Last week, I took a look at the starting pitchers rental market, come the 2017 July trade deadline. The conclusion was that there would not be many high-caliber players available to ‘rent’ from teams that are not likely to be contenders and that the top names on the list already pitched for contenders and were unlikely to be moved at the deadline.
We discovered that teams are best served making trades for pitchers under control beyond 2017, and not relying on what may become available to ‘rent’ from August to October.
This week, we’re taking a look at the infielder market for 2017 rental players. All of the players listed below have contracts that expire at the end of the year. Only 39 players make the list, and of those 39, only 22 of them posted a half win or more last season.
|PLAYER||POS.||AGE||TEAM||2017 SALARY||2016 fWAR|
|Jung Ho Kang||3B||29||PIT||$2,750,000||2.2|
One of the more striking characteristics of the above table is the expensive cost of some infielders who simply have not performed of late. Eric Hosmer was arguably one of the least valuable players in 2016 and is owed over $12 million in 2017. Similarly, Jhonny Peralta, Miguel Montero, and Brandon Phillips all posted fewer than one win (per FanGraphs WAR), yet all three have upcoming season salaries of at least $10 million.
The top of this list certainly has some interesting players, specifically the prize of the rental class, Jonathan Lucroy. Milwaukee traded Lucroy twice last deadline — once to the Indians, which the catcher himself nixed via his no-trade clause, and once to the Rangers, which came to fruition. The latter club again won the West but didn't put up much of a fight against the Blue Jays, who knocked them out of the postseason for the second consecutive year.
For a Texas team that seemed to outperform their talent most of the year, the start of 2017 will be important in determining what the future in Arlington holds. Lucroy could be a Ranger until his contract expires, but it seems at least equally as likely Texas will be chasing the pennant and decide to unload him for assets that benefit the team beyond 2017.
Today, the Rangers are projected for 83 wins and per FanGraphs’ Depth Chart standings, a fourth-place finish in the AL West. It is an unsurprising projection considering the minute +8 run differential Texas put up in 2016. Known as a plus pitch framer, Lucroy has continued to be one of baseball’s heavy-hitting catchers as well. As pitch framing becomes less relevant, more teams will look at him foremost as a potent offensive force. Going into his age-30 season, he is coming off a year in which he hit for average (.292 average and .355 OBP) and power (.208 ISO and 24 home runs).
Looking at the projected contenders, Lucroy could be appealing to a team like the Nationals, who traded for the Padres' Derek Norris and have him penciled behind the plate. Likewise, the Red Sox do not have a sure-fire candidate to catch, and Dave Dombrowski does have a propensity to add talent and ‘go for it’ when the team is rolling.

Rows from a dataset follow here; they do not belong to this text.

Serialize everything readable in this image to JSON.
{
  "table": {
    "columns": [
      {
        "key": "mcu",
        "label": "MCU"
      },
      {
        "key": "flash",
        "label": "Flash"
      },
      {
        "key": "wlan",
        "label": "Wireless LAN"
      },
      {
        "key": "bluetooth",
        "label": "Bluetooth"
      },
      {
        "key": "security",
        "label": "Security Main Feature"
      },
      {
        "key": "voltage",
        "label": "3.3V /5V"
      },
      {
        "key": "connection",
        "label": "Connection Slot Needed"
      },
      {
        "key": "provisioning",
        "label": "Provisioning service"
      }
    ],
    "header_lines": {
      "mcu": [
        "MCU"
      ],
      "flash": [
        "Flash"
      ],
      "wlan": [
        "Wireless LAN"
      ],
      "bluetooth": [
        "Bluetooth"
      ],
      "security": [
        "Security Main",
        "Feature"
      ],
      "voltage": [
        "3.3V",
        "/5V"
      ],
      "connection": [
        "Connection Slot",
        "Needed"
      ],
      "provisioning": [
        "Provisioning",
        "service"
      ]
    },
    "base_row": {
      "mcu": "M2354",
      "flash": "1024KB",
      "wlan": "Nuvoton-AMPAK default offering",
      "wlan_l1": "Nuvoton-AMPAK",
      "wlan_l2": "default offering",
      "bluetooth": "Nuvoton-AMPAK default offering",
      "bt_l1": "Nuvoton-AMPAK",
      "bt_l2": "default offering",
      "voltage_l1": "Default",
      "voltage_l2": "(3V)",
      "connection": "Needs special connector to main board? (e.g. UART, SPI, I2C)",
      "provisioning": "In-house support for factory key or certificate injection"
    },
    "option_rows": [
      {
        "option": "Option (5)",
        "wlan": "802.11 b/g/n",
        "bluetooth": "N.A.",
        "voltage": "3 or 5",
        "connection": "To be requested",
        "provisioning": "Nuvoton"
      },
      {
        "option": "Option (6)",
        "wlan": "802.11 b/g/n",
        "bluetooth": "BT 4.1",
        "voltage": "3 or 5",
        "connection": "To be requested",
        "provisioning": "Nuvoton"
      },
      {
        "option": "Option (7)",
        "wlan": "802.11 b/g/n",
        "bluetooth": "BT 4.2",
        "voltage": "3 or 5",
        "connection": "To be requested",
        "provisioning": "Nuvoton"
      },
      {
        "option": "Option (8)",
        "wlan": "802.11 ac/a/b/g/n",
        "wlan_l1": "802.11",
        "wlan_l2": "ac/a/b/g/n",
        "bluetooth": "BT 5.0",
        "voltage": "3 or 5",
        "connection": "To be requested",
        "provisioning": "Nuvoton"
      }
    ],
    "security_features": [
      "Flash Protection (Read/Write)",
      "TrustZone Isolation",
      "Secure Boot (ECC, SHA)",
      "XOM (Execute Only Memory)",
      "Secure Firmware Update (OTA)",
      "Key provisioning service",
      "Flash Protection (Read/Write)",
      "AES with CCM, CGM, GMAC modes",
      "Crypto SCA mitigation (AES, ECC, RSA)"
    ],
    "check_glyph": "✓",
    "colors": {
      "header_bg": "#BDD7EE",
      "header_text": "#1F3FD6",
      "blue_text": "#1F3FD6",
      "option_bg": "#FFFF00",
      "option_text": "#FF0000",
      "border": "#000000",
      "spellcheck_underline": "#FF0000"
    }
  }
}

Todd Frazier and Logan Forsythe could easily become available if and when the White Sox and Rays’ seasons look lost. Chicago and Tampa do not appear ready to win now, so holding players whose contracts expire at the end of the year makes little sense.
Two players on the list bring some additional complexity. With Jung Ho Kang’s legal troubles overshadowing his baseball career, the Pirates themselves may be looking for a third baseman, of which there are a myriad on this list. Whether Kang plays at all this season remains to be seen. At this stage, he looks unlikely to be a trade asset for the Pirates.
Another player with off-the-field issues is Jose Reyes, whose implication in a domestic violence incident last offseason obscures his production on the diamond for the Mets. The frugal New York brass would like nothing more than to ride Reyes to another playoff berth, but if New York stumbles, and a postseason berth does not seem imminent, his low salary makes him attractive trade bait.
The Angels have two players on the left side of their infield who could potentially be moved this summer. Los Angeles is not expected to compete in 2017, and both Yunel Escobar and Danny Espinosa could fetch some lottery tickets from contenders looking for either depth or injury replacements at third base and shortstop.
This list does have some interesting players, and based on the teams holding some assets, there will absolutely be some rental players dealt at the deadline. Depending on where the Mets are in the standings, they could go all-in with players on expiring deals (such as Lucas Duda, Neil Walker, and Curtis Granderson) or become sellers. For teams looking for help behind the plate, they better hope Texas gets off to a rough start.
Steven Martano is an Editor at Beyond the Box Score, a Contributing Prospect Writer for the Colorado Rockies at Purple Row, and a contributing writer for The Hardball Times. You can follow him on Twitter at @SMartano